ReneSola opened a sales and marketing office in Cape Town in 2014 and said “South Africa is an ideal gateway for expanding ReneSola's business into emerging markets like Ghana, Rwanda, Namibia, Kenya, and others across the continent.”

China’s Suntech has supplied panels to South African solar projects and opened a warehouse in Cape Town in March 2015, but is yet to commit to a manufacturing facility in the country.

In July 2015 Vikram Solar opened its first South African office in Johannesburg and is yet to establish a manufacturing plant.

Growth base

Rising manufacturing capacity comes after South Africa stepped up its local content requirements round by round.

Within the REIPPPP, the local content level is determined as a percentage of total project spend, and it carries a 30% weighting in the decision to award a project.

In round 1, the South African government specified at least 35% of project spending should go on local content, setting a target level of 50%.

By rounds 3 and 4, the minimum threshold had climbed to 45% and the target had risen to 60%.

As a result, local content levels for selected PV projects rose from 38% in round 1 to 53% in round 2, 54% in round 3 and 65% in round 4, according to figures from the International Renewable Energy Agency and South Africa’s Department of Energy.

                        Selected PV projects in round 4

Source: Department of Energy.  *Indexed to April 2014.

The current formula for calculating local content uses value to project assumptions for each major component and this has allowed PV developers to meet increasing local content requirements without having to purchase locally-made modules.

Developers have been able to surpass local content thresholds through the purchase of non-module items such as civil works, grid connections and inverters.

“Two large [inverter] companies, ABB and SMA, have local assembly,” noted James Hunt, Africa director at OST Energy, a renewable energy consultancy.

However, if the local content requirement rises in the next bidding round, or the calculation formula is adjusted, module procurement could play a deciding role in bid selection.

“I suspect we are at a point where local content becomes a tipping point for many bids,” Hunt said.

National solutions

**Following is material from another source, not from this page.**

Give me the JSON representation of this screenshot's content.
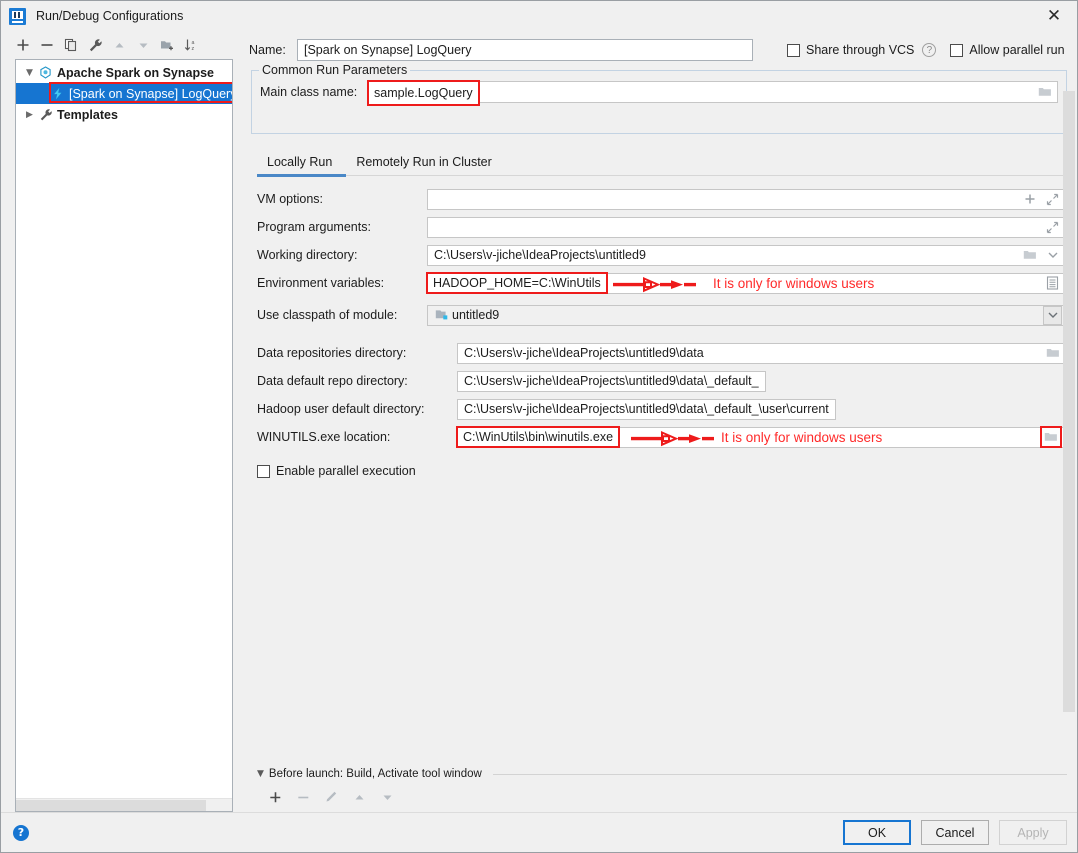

South Africa's electricity supply challenges continue to limit economic growth and the government sees renewable energy growth as a solution which will also generate a high number of new jobs.

On announcing the successful projects in round 4 of the REIPPPP, the Department of Energy noted that the number of jobs created in round 4 was relatively unchanged compared with round 3 and the government will be keen to spur further employment growth during future bidding rounds.

                PV project costs and employment trends

Data sourced from DoE and prices fully indexed to April 2014. Dollar conversions are made at Feb. 2 exchange rates. 

The above table also shows that prices of South African PV projects have fallen sharply and while South Africa's manufacturing base remains relatively small by global standards, developers are left with the challenge that locally made products tend to be more expensive than imports.

The price of locally sourced Crystalline PV modules is typically 7% to 11% higher than the cost of imported products from mass-producing nations, according to Hunt.

Crystalline module imports would typically be sourced from Chinese or Southeast Asia producers, he said, and latest data on the pvxchange platform indicates these modules are priced at between 0.47 euros per watt and 0.55 euros/watt (8.1-9.5 rand/watt).

South Africa’s solar industry would be further boosted if the government cuts coal subsidies which have deterred industrial consumers from switching to solar supply, according to Dr Thomas Hillig of TH Energy Consulting. This could help narrow the spread between South African module prices and foreign imports, he said.

“I think tremendous subsidies for coal are the biggest disadvantage that solar has in South Africa,” Hillig said.

Coal-fired power continues to dominate South African energy supply and London-based think tank Overseas Development Institute has estimated that fossil-fuel power production received $425 million in subsidies throughout 2013 and 2014.

Without this support “we would for sure see many more onsite renewable energy installations,” Hillig said.

By Jason Deign